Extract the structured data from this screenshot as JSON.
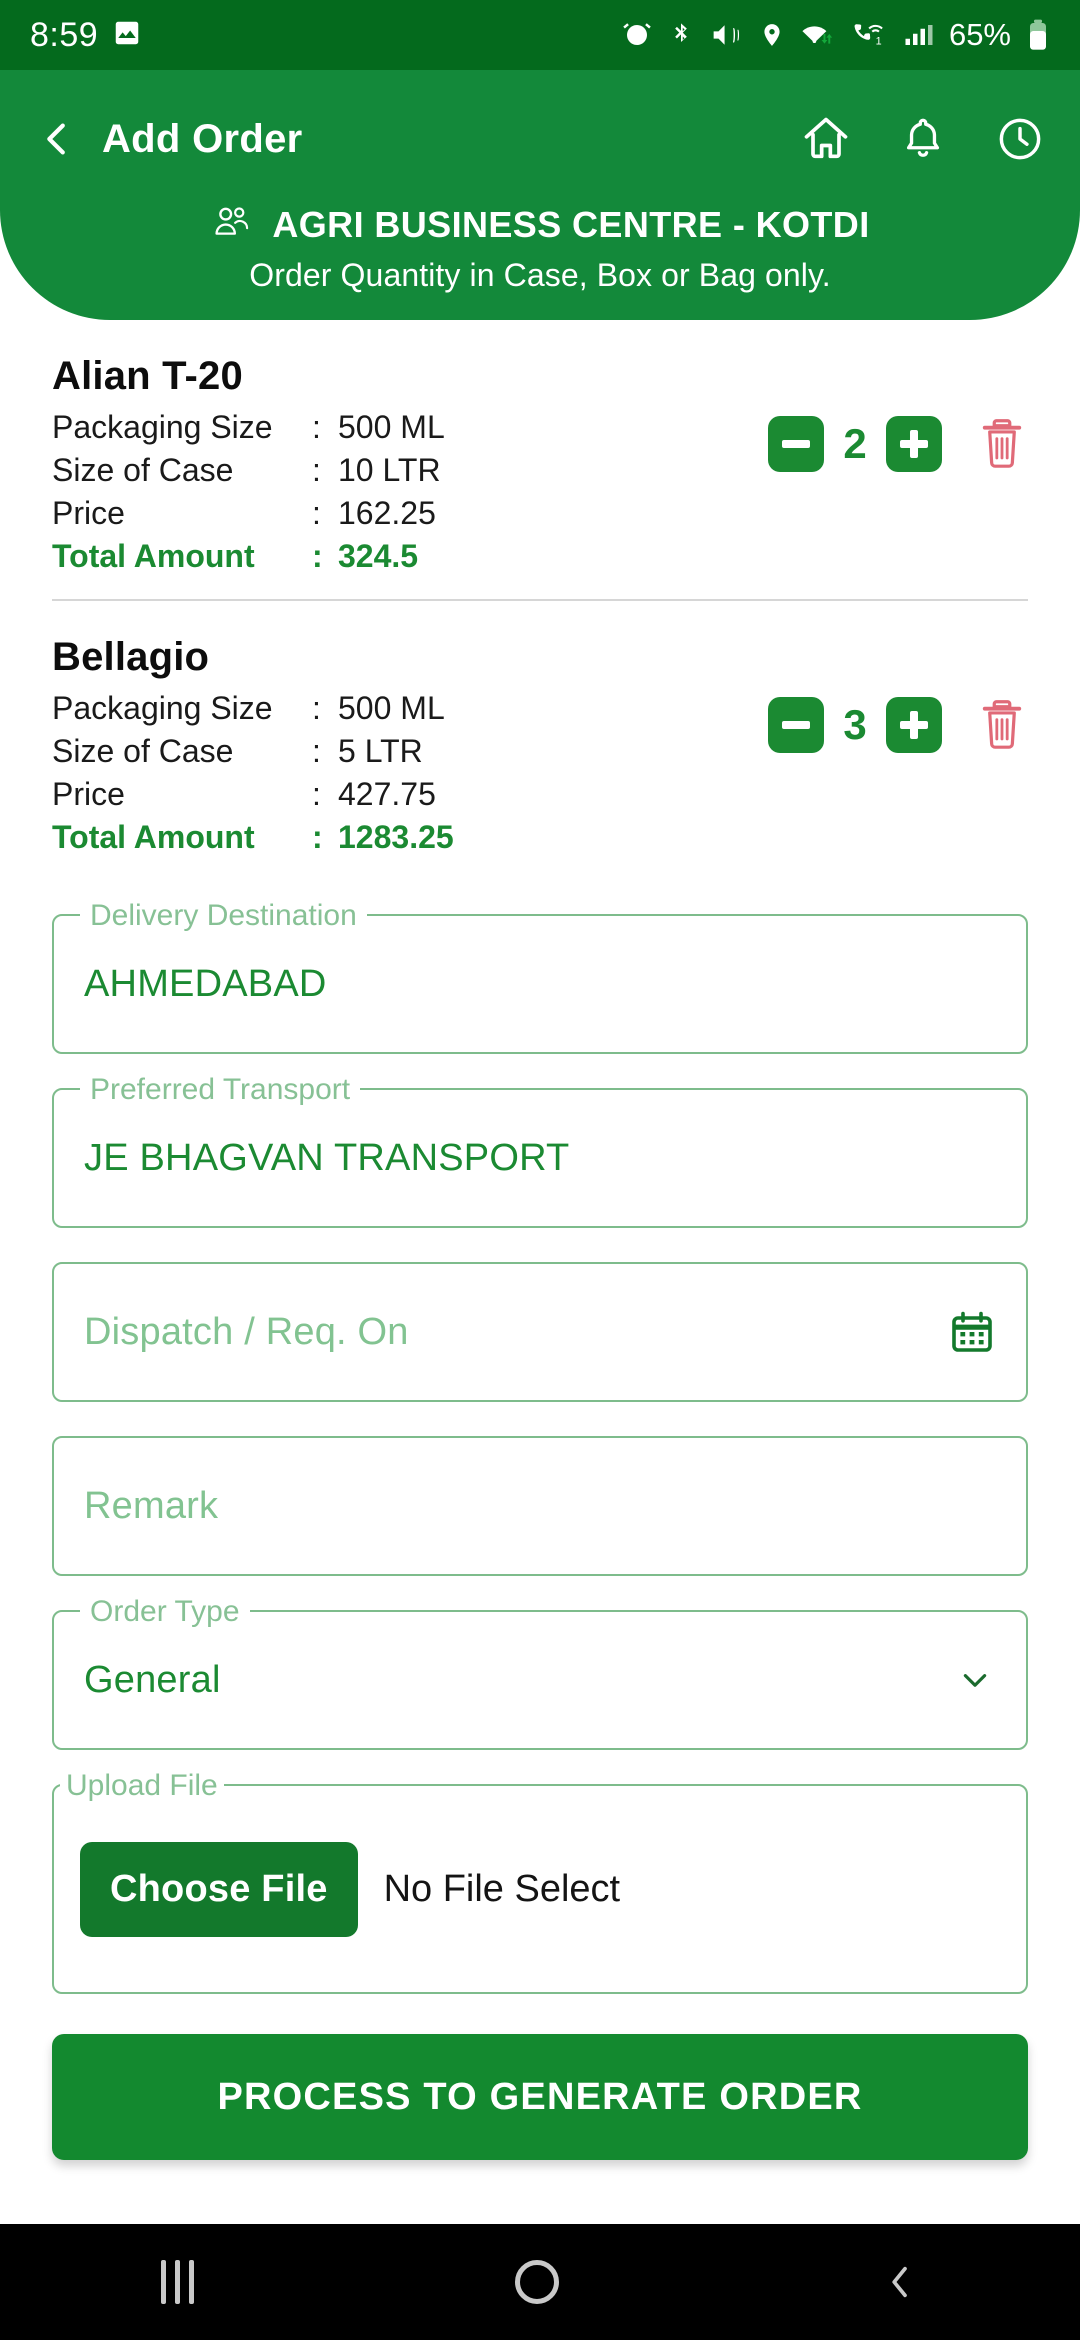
{
  "status_bar": {
    "time": "8:59",
    "battery_text": "65%",
    "left_icons": [
      "image-icon"
    ],
    "right_icons": [
      "alarm-icon",
      "bluetooth-icon",
      "vibrate-mute-icon",
      "location-icon",
      "wifi-transfer-icon",
      "wifi-calling-icon",
      "signal-bars-icon",
      "battery-icon"
    ]
  },
  "header": {
    "back_label": "back-arrow",
    "title": "Add Order",
    "actions": [
      "home-icon",
      "bell-icon",
      "history-clock-icon"
    ],
    "centre_name": "AGRI BUSINESS CENTRE -  KOTDI",
    "note": "Order Quantity in Case, Box or Bag only."
  },
  "labels": {
    "packaging_size": "Packaging Size",
    "size_of_case": "Size of Case",
    "price": "Price",
    "total_amount": "Total Amount",
    "colon": ":"
  },
  "products": [
    {
      "name": "Alian T-20",
      "packaging_size": "500 ML",
      "size_of_case": "10 LTR",
      "price": "162.25",
      "total_amount": "324.5",
      "qty": "2"
    },
    {
      "name": "Bellagio",
      "packaging_size": "500 ML",
      "size_of_case": "5 LTR",
      "price": "427.75",
      "total_amount": "1283.25",
      "qty": "3"
    }
  ],
  "form": {
    "delivery_destination": {
      "label": "Delivery Destination",
      "value": "AHMEDABAD"
    },
    "preferred_transport": {
      "label": "Preferred Transport",
      "value": "JE BHAGVAN TRANSPORT"
    },
    "dispatch": {
      "placeholder": "Dispatch / Req. On",
      "value": "",
      "icon": "calendar-icon"
    },
    "remark": {
      "placeholder": "Remark",
      "value": ""
    },
    "order_type": {
      "label": "Order Type",
      "value": "General",
      "icon": "chevron-down-icon"
    },
    "upload_file": {
      "label": "Upload File",
      "button": "Choose File",
      "status": "No File Select"
    }
  },
  "cta": {
    "label": "PROCESS TO GENERATE ORDER"
  },
  "nav_bar": {
    "items": [
      "recents-icon",
      "home-icon",
      "back-icon"
    ]
  },
  "colors": {
    "status_bar_green": "#046A1D",
    "header_green": "#13893A",
    "accent_green": "#1B8A32",
    "field_border": "#7EBC8C",
    "field_label": "#87C195",
    "trash_red": "#E06A78"
  }
}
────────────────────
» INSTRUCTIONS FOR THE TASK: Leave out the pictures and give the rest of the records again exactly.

» TASK SOLUTION:
Extract the structured data from this screenshot as JSON.
{
  "status_bar": {
    "time": "8:59",
    "battery_text": "65%",
    "left_icons": [
      "image-icon"
    ],
    "right_icons": [
      "alarm-icon",
      "bluetooth-icon",
      "vibrate-mute-icon",
      "location-icon",
      "wifi-transfer-icon",
      "wifi-calling-icon",
      "signal-bars-icon",
      "battery-icon"
    ]
  },
  "header": {
    "back_label": "back-arrow",
    "title": "Add Order",
    "actions": [
      "home-icon",
      "bell-icon",
      "history-clock-icon"
    ],
    "centre_name": "AGRI BUSINESS CENTRE -  KOTDI",
    "note": "Order Quantity in Case, Box or Bag only."
  },
  "labels": {
    "packaging_size": "Packaging Size",
    "size_of_case": "Size of Case",
    "price": "Price",
    "total_amount": "Total Amount",
    "colon": ":"
  },
  "products": [
    {
      "name": "Alian T-20",
      "packaging_size": "500 ML",
      "size_of_case": "10 LTR",
      "price": "162.25",
      "total_amount": "324.5",
      "qty": "2"
    },
    {
      "name": "Bellagio",
      "packaging_size": "500 ML",
      "size_of_case": "5 LTR",
      "price": "427.75",
      "total_amount": "1283.25",
      "qty": "3"
    }
  ],
  "form": {
    "delivery_destination": {
      "label": "Delivery Destination",
      "value": "AHMEDABAD"
    },
    "preferred_transport": {
      "label": "Preferred Transport",
      "value": "JE BHAGVAN TRANSPORT"
    },
    "dispatch": {
      "placeholder": "Dispatch / Req. On",
      "value": "",
      "icon": "calendar-icon"
    },
    "remark": {
      "placeholder": "Remark",
      "value": ""
    },
    "order_type": {
      "label": "Order Type",
      "value": "General",
      "icon": "chevron-down-icon"
    },
    "upload_file": {
      "label": "Upload File",
      "button": "Choose File",
      "status": "No File Select"
    }
  },
  "cta": {
    "label": "PROCESS TO GENERATE ORDER"
  },
  "nav_bar": {
    "items": [
      "recents-icon",
      "home-icon",
      "back-icon"
    ]
  },
  "colors": {
    "status_bar_green": "#046A1D",
    "header_green": "#13893A",
    "accent_green": "#1B8A32",
    "field_border": "#7EBC8C",
    "field_label": "#87C195",
    "trash_red": "#E06A78"
  }
}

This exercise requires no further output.